Cross Cultural Pictograms

Mei-Ling Hom

About the Print

To create this work, Mei-ling Hom printed nine pictograms, or symbols, on paper, which she then cut and folded into a shallow 3-D construction. The symbols appear to be wrapped in blue fiber and displayed in a “gallery” of rectangles and squares. An orange paper background adds energy, and symmetry brings balance to the work.

Pictograms are a form of picture writing. Early cave drawings, Egyptian hieroglyphics, and Chinese calligraphy are based on picture symbols. In this work, Hom included invented symbols and the Chinese char­acter for “center” (middle row, left), also used for the word “China” jung guo or “center country”). She created the symbols to express her experience in American schools, where she had little opportunity to explore her heritage. “My American education taught me Latin, French, and Spanish before I sought out Chinese-language classes in college.” These images, wrapped with strands of various textures, reflect her quest to weave the threads of her heritage with her own unique persona.

“I hope to resolve the conflict of a hyphenated cultural identity and to gain a deeper understanding that may give my American artmaking a resonance of my Chinese heritage.”

-Mei-Ling Hom

Let's Look

Mei-Ling Hom

Born New Haven, 1951
About the Artist

Primarily a sculptor, Mei-ling Hom is recognized for her versatile approach to making art. She was formerly based in Philadelphia, where she taught at Community College of Philadelphia. Hom’s installations and community-arts collaborations examine the complexities of her life as a woman, an artist, and an American of Chinese descent.

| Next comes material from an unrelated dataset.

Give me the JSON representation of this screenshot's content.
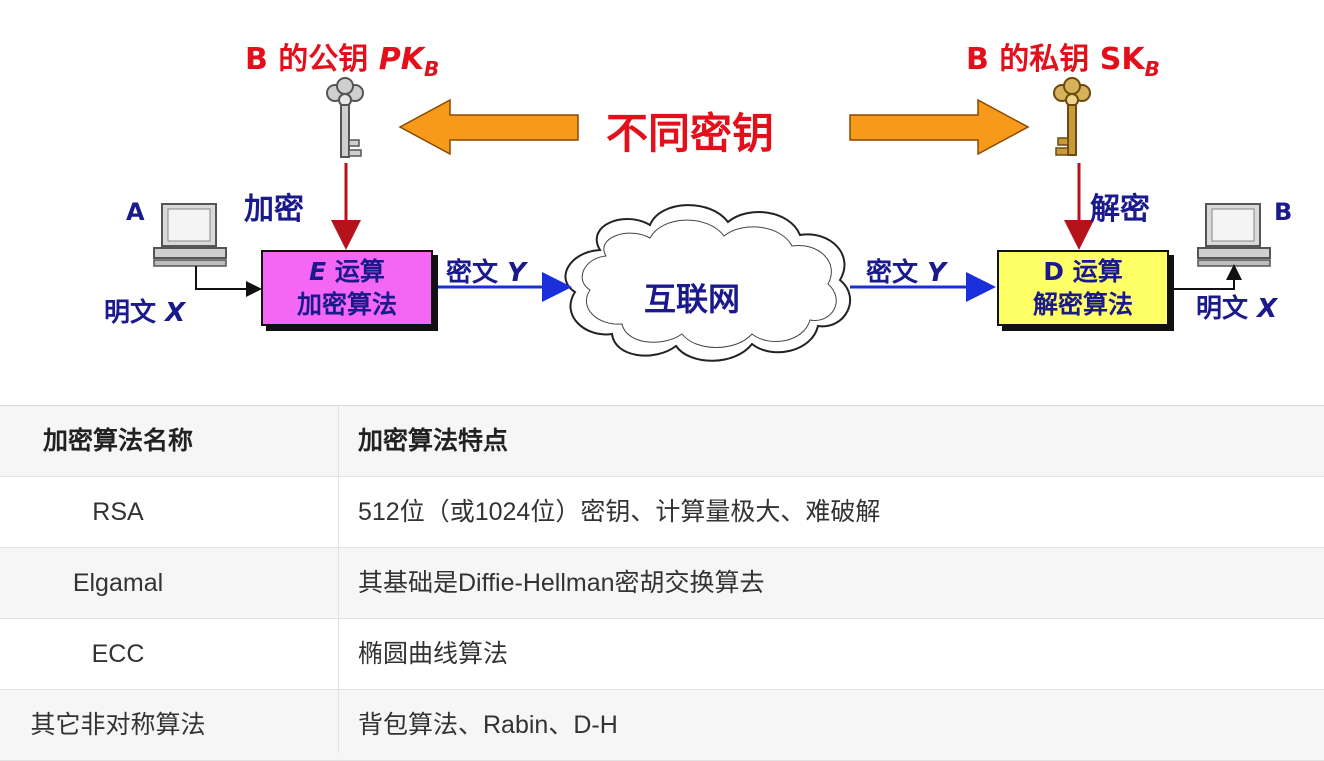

Hom’s China Wedge (1994), a forty-foot-long public sculpture made of 22,000 white porcelain cups, bowls, and spoons, is installed in the Pennsylvania Convention Center in Philadelphia.

Curriculum Connections

Suggested Topics for Art Projects, Group Discussion, and Independent Writing


Identity/Pictorial Design

People's names and homes are part of their identity. Design a pictorial drawing featuring your initials and some part of your home address, adding colors that have significance for you. Stress the design elements.

Abstract Symbols

Create a gallery of six personal abstract symbols that express who you are. Consider making the gallery in 3-D. Use the color, shape, balance, and texture sym­bolically as Mei-ling Hom did but in your own terms. For more inspiration, look at the artwork of Xu Bing, who was born in China in 1955.

Language Arts

What Would You Ask?

What questions would you ask Hom if you could talk with her about her work and her life? What do you want to know and why? Do research to prepare relevant questions.

In Your Opinion

"I hope to resolve the conflict of a hyphenated cultural identity and to gain a deeper understanding that may give my American artmaking a resonance of my Chinese heritage."
Consider Hom's quote about her artwork. In your opinion, does Cross Cultural Pictograms reflect the spirit of her words? How? If not, why not?

Social Studies

Standardized Symbols

Research the development of the International Organization for Standardization (ISO) and the history of modern-day communication through pictograms. ISO symbols are everywhere-at airports, in museums, at the Olympics. Look up the officially accepted set of ISO symbols, and then create a new pictogram for your school or home that clearly communicates a helpful idea without words.

Compare and contrast ISO's symbols and Hom's pictograms. Are they intended to serve the same purpose? Track your findings on a Venn diagram.